[Task input]

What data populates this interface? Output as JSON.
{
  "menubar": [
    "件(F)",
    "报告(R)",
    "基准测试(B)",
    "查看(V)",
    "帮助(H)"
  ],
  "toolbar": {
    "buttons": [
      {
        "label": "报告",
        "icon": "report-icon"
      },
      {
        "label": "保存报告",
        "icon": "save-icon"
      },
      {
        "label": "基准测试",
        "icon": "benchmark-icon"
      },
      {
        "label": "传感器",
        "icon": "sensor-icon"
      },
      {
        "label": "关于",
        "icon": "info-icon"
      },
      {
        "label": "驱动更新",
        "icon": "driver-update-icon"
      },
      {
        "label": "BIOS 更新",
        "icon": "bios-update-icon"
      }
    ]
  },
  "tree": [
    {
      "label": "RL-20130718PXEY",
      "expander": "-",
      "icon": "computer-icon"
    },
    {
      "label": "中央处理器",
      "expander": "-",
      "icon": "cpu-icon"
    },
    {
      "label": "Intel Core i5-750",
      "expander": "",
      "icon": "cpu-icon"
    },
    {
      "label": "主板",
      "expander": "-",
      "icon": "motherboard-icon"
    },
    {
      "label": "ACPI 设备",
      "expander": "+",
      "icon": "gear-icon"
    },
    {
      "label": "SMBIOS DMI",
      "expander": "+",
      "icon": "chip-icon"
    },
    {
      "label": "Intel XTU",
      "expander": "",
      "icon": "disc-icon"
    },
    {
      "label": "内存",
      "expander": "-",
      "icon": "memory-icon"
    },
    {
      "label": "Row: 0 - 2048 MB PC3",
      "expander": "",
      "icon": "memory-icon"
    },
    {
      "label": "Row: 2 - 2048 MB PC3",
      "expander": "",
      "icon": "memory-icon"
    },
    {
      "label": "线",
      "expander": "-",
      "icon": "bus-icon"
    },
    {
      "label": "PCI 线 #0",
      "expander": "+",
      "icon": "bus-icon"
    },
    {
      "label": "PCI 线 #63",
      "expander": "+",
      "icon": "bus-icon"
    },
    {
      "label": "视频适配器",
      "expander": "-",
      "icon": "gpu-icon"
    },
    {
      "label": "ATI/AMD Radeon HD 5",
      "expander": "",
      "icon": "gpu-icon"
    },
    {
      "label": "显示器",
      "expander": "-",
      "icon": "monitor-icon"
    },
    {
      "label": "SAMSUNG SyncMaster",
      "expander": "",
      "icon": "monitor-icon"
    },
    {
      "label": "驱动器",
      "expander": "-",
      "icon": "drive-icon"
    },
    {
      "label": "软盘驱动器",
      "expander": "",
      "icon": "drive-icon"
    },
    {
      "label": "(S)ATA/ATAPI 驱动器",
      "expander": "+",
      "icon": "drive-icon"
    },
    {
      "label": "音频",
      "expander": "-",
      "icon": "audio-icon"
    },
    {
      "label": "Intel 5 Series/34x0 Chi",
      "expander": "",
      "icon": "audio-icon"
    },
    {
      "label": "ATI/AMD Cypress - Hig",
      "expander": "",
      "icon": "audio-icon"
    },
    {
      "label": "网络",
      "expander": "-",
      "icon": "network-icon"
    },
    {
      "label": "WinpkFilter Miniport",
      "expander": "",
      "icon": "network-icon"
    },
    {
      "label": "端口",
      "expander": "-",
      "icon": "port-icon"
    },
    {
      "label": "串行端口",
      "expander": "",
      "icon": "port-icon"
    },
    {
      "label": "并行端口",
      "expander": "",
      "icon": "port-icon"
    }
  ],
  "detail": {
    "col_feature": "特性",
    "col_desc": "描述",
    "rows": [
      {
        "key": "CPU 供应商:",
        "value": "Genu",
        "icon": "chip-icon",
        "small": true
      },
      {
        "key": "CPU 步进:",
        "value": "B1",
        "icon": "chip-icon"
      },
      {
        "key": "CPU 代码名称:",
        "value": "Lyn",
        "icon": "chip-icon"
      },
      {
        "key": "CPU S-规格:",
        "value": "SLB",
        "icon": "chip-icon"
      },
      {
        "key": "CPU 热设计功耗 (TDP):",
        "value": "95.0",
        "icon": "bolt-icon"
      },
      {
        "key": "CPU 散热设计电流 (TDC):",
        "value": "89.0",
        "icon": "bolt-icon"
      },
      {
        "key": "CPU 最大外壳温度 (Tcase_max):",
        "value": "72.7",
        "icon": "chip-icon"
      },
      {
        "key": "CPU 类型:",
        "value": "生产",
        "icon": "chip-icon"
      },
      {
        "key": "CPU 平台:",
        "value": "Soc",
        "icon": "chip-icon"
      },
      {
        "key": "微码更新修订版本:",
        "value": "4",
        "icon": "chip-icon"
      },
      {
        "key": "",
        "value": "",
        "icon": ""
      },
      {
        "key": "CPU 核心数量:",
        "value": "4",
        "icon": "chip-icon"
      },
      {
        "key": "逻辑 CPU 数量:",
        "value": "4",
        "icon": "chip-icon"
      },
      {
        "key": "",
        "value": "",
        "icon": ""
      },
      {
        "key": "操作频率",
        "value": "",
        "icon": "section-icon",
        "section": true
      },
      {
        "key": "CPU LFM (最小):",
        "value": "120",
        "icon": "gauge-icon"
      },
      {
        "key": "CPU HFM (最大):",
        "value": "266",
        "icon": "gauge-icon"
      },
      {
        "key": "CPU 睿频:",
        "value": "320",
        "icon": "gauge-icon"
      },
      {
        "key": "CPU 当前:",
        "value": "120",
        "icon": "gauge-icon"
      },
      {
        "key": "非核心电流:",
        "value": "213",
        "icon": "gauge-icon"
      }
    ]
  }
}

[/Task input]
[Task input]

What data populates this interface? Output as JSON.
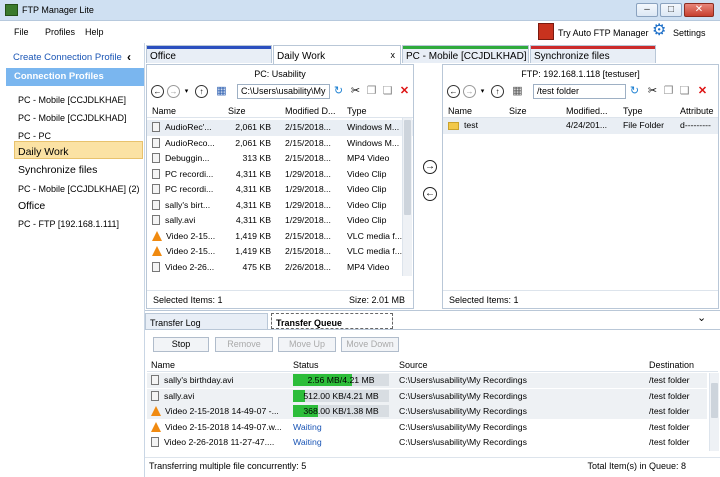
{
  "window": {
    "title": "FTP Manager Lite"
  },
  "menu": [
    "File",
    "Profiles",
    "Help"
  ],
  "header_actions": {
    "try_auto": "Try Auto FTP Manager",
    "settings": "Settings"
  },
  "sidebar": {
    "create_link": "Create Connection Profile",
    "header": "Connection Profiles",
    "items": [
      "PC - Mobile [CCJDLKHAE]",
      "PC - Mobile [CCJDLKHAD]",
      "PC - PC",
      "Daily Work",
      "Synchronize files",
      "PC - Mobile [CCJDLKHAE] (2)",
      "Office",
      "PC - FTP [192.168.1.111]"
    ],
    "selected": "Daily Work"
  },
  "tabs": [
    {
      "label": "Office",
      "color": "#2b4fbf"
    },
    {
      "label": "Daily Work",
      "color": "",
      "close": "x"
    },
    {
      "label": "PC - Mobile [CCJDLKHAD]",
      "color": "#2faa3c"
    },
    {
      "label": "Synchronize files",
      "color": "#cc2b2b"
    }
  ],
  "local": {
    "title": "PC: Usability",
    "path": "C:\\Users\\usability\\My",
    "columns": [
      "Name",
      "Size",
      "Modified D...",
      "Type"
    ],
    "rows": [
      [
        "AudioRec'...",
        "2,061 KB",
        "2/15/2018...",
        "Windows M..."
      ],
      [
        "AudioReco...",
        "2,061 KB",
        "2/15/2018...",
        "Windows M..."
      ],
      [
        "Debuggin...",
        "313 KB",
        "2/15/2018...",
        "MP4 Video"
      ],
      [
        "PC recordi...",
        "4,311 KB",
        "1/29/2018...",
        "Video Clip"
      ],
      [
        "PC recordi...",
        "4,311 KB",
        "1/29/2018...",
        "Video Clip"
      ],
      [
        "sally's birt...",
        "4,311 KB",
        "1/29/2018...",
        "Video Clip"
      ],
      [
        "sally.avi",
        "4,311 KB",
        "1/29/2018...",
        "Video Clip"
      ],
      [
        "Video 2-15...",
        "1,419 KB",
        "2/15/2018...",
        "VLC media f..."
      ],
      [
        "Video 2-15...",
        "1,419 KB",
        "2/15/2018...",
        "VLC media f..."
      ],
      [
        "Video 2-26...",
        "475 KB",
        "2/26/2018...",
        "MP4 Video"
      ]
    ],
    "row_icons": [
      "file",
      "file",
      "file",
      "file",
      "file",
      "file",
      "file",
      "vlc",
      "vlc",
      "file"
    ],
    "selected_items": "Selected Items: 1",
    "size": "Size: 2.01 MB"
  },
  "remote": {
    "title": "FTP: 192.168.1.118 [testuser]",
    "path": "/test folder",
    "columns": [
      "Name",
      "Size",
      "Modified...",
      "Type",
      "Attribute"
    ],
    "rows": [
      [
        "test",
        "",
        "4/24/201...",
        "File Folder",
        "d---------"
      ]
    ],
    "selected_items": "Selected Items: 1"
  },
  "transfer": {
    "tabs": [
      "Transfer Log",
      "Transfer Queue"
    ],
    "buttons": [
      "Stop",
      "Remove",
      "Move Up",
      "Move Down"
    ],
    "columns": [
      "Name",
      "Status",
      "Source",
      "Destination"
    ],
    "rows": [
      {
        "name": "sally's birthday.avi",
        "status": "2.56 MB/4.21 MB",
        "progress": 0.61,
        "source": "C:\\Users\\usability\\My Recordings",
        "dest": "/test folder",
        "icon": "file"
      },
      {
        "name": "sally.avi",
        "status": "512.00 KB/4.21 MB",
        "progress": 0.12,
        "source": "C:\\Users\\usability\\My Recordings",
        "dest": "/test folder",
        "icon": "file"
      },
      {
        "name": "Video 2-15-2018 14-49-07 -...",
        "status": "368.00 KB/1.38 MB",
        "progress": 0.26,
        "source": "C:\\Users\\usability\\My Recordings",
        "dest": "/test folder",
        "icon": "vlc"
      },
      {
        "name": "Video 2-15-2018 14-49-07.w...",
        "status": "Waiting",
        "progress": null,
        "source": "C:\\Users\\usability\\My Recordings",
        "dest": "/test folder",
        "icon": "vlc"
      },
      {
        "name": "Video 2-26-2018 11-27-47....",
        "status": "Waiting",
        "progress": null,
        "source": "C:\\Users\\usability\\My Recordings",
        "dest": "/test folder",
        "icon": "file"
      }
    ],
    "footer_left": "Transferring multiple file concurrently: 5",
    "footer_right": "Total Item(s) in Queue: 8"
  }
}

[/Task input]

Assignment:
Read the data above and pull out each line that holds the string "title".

Solved problem:
    "title": "FTP Manager Lite"
    "title": "PC: Usability",
    "title": "FTP: 192.168.1.118 [testuser]",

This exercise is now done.